After falling to historically low numbers during the last recession, the pickup truck market has rebounded. Ford, General Motors, Chrysler, Toyota, Nissan and Honda each participate in this segment, serving up a variety of vehicles to meet consumer demand.

While Chrysler serves up Ram trucks, its Jeep division hasn’t had a model in decades. Volkswagen is a one-time player too, but it also lacks a model. Both manufacturers are weighing their options, considering what choices they have to get back in the market.

The following are among the ideas that may make this possible.

Jeep Pickup Truck

Jeep built the J10 pickup truck from 1971 to 1988. When it came to the end of its product cycle, Jeep was no longer part of American Motors, but firmly in Chrysler’s camp. And with Chrysler heavily vested in developing a new truck for Dodge, Jeep was left without a model of its own.

The Jeep Gladiator concept was developed in 2005 in a bid to gauge customer interest. The interest was there, but the DaimlerChrysler marriage was in trouble and headed for divorce. A healthier company probably would have developed this vehicle, but the timing just wasn’t right for Chrysler.

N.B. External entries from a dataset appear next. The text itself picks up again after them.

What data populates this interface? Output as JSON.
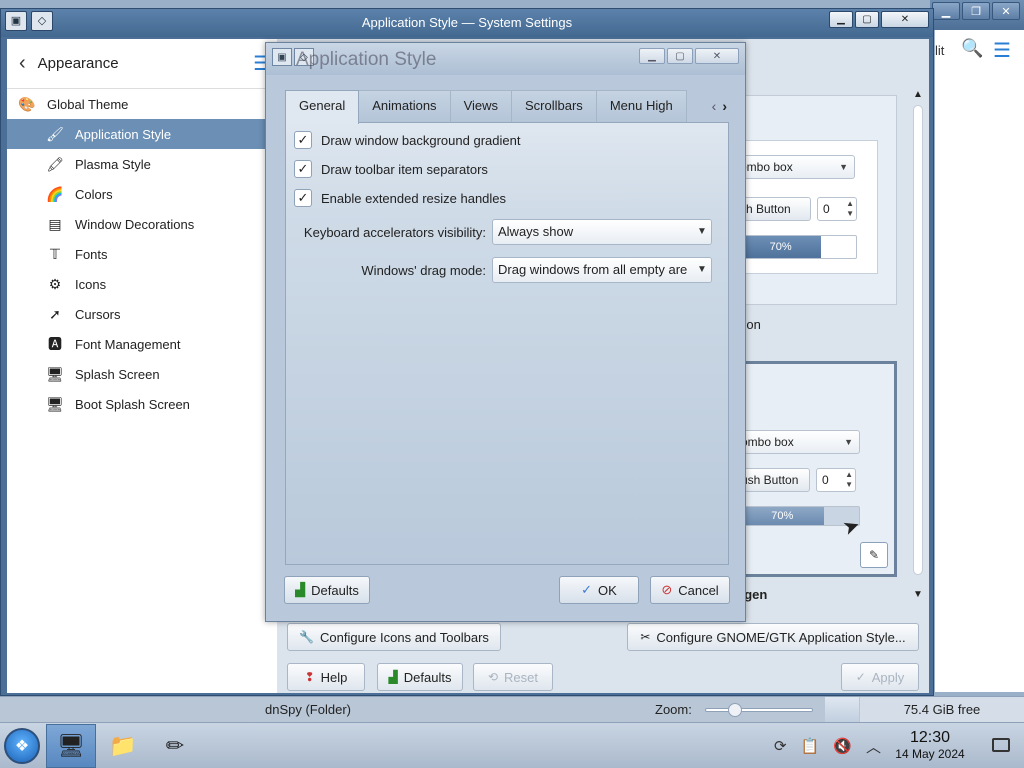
{
  "window": {
    "title": "Application Style — System Settings"
  },
  "background_window": {
    "partial_label": "lit"
  },
  "sidebar": {
    "header": "Appearance",
    "items": [
      {
        "label": "Global Theme",
        "icon": "global-theme-icon",
        "level": "top"
      },
      {
        "label": "Application Style",
        "icon": "application-style-icon",
        "level": "sub",
        "active": true
      },
      {
        "label": "Plasma Style",
        "icon": "plasma-style-icon",
        "level": "sub"
      },
      {
        "label": "Colors",
        "icon": "colors-icon",
        "level": "sub"
      },
      {
        "label": "Window Decorations",
        "icon": "window-decorations-icon",
        "level": "sub"
      },
      {
        "label": "Fonts",
        "icon": "fonts-icon",
        "level": "sub"
      },
      {
        "label": "Icons",
        "icon": "icons-icon",
        "level": "sub"
      },
      {
        "label": "Cursors",
        "icon": "cursors-icon",
        "level": "sub"
      },
      {
        "label": "Font Management",
        "icon": "font-management-icon",
        "level": "sub"
      },
      {
        "label": "Splash Screen",
        "icon": "splash-screen-icon",
        "level": "sub"
      },
      {
        "label": "Boot Splash Screen",
        "icon": "boot-splash-screen-icon",
        "level": "sub"
      }
    ]
  },
  "preview": {
    "combo_label": "ombo box",
    "push_label": "sh Button",
    "push_label_2": "ush Button",
    "spin_value": "0",
    "progress_text": "70%",
    "progress_value": 0.7,
    "partial_text": "sion",
    "style_name": "ygen"
  },
  "bottom": {
    "configure_icons": "Configure Icons and Toolbars",
    "configure_gtk": "Configure GNOME/GTK Application Style...",
    "help": "Help",
    "defaults": "Defaults",
    "reset": "Reset",
    "apply": "Apply"
  },
  "dialog": {
    "title": "Application Style",
    "tabs": [
      "General",
      "Animations",
      "Views",
      "Scrollbars",
      "Menu High"
    ],
    "active_tab": "General",
    "checkboxes": [
      {
        "label": "Draw window background gradient",
        "checked": true
      },
      {
        "label": "Draw toolbar item separators",
        "checked": true
      },
      {
        "label": "Enable extended resize handles",
        "checked": true
      }
    ],
    "keyboard_label": "Keyboard accelerators visibility:",
    "keyboard_value": "Always show",
    "drag_label": "Windows' drag mode:",
    "drag_value": "Drag windows from all empty are",
    "defaults_btn": "Defaults",
    "ok_btn": "OK",
    "cancel_btn": "Cancel"
  },
  "statusbar": {
    "dnspy": "dnSpy (Folder)",
    "zoom_label": "Zoom:",
    "free": "75.4 GiB free"
  },
  "clock": {
    "time": "12:30",
    "date": "14 May 2024"
  }
}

Jeep appears likely to get a pickup truck and a model based on the current Wrangler. At a special automotive event in Utah in 2012, Jeep showcased the J-12, itself based on a modified Wrangler body. It has a traditional look, a midsize truck concept that find niche customers if it is ever built. A 3.2-liter V-6 gasoline engine would be a natural fit as would the Italian-supplied 3.0-liter turbo diesel found in other Chrysler products.

Volkswagen Pickup Truck

Have you ever heard of the Volkswagen Amarok? Only if you are diehard VW fan. That pickup truck is of unibody construction and has been sold in dozens of markets beginning in 2010, but it isn’t available in North America. Volkswagen would love to regain the toehold it once enjoyed with its 1980s-era pickup truck based on the Golf/Rabbit platform, but it hasn’t made a commitment yet.

The Volkswagen Amarok would complete against other midsize trucks including the Chevrolet Colorado, Toyota Tacoma, Nissan Frontier, and the Honda Ridgeline. Unfortunately, the Amarok may be too small to make much of a difference. It is powered by gas and diesel engines displacing at just 2.0 liters, which are quite small for today’s trucks.

What Volkswagen may do is develop a pickup truck exclusive to the North American market. That would require a significant investment in resources, at least $1 billion, with no guarantee of a sure return. One way to accomplish this goal without busting the bank is to share product development with another manufacturer. And with Hyundai and Kia both desiring to enter the market, a joint-development could be in the works with its Korean competitors.

Looking Ahead

Both Jeep and Volkswagen might jump back in the market if the newly reintroduced Chevrolet Colorado and GMC Canyon succeed. Some manufacturers have given up on the small truck segment, but Toyota and Nissan haven’t. With GM now the third manufacturer battling it out, if sales rise across the board, then additional players may commit.

Erin is a professional blogger that provides tips and information on franchise opportunities and investments. He writes for Franchise Expo, the place to find the best franchise opportunities available.

Image source: wikipedia